Contrary to the conclusions of Cohen’s non-investigation, Goodling did indeed turn out to be a criminal (and I should note for clarity that I use the term “criminal” to denote someone who has committed crimes, in contrast to Cohen’s usage as a term denoting someone who has committed crimes while also not being important enough that Cohen himself might run into such a person at some cocktail party). After Congress agreed to grant her immunity in exchange for information, Goodling herself told the nation that she “may have gone too far in asking political questions of applicants for career positions, and I may have taken inappropriate political considerations into account on some occasions,” adding that she had “crossed the line” in these and other respects.
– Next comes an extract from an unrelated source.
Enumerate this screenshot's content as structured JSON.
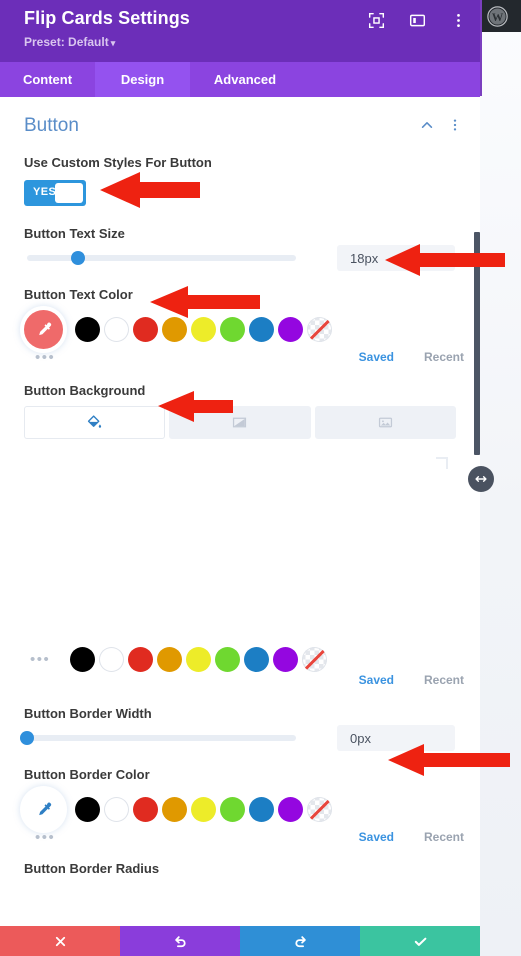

And so by her own admission, she had violated the Hatch Act, which makes it a federal crime for civil servants to take political affiliations into consideration when making hiring decisions; this was also the conclusion reached after a later investigation conducted by the Department of Justice, the officials of which seem not to have realized that Cohen had already declared her to be innocent.

But Cohen’s concern never seemed to hinge on whether or not any crime had been committed. Rather, he worried aloud about the chilling effect that would result from the possibility that Very Important People could be punished for violating something as irrelevant as federal law. “Now,” he wrote, “only a fool would accept a juicy federal appointment and not keep the home number of a criminal lawyer on speed dial,” particularly if that person intends to violate federal laws barring partisan cronyism while serving with a government entity that concerns itself with federal crimes. Worse still, “ordinary politics—leaking, sniping, lying, cheating, exaggerating and other forms of PG entertainment—have been so thoroughly criminalized that only a fool would appear before Congress without attempting to bargain for immunity by first invoking the Fifth Amendment.”

Cohen knows foolishness, having studied the subject since at least 2003, when he proclaimed that Colin Powell had recently proven “that Iraq not only hasn’t accounted for its weapons of mass destruction but without a doubt still retains them” and putting the issue to rest thusly: “Only a fool—or possibly a Frenchman—could conclude otherwise.”

Conveniently enough, this brings us back to where we began, with Cohen ruminating on the possibility that Cheney is right about torture’s utility. Being a left-of-center columnist, though, Cohen feels obligated to attack the former vice president a bit first, recognizing that a spoonful of sugar helps the medicine go down. “Cheney is a one-man credibility gap,” Cohen wrote. “In the past, he has said, ‘We know they [the Iraqis] have biological and chemical weapons,’ when it turned out we knew nothing of the sort.” By “we,” Cohen is presumably referring here to fools and Frenchmen, and not to Cohen himself, who knew all of this just as well as Cheney did and who gleefully mocked the vice president’s opponents for not knowing this as well.

But Cohen has as much contempt for Cheney as he does for those who once deemed Clinton to be untrustworthy. “As a used car dealer,” he quips, “he would have no return customers.” It’s hard to see why not; The Washington Post still has subscribers.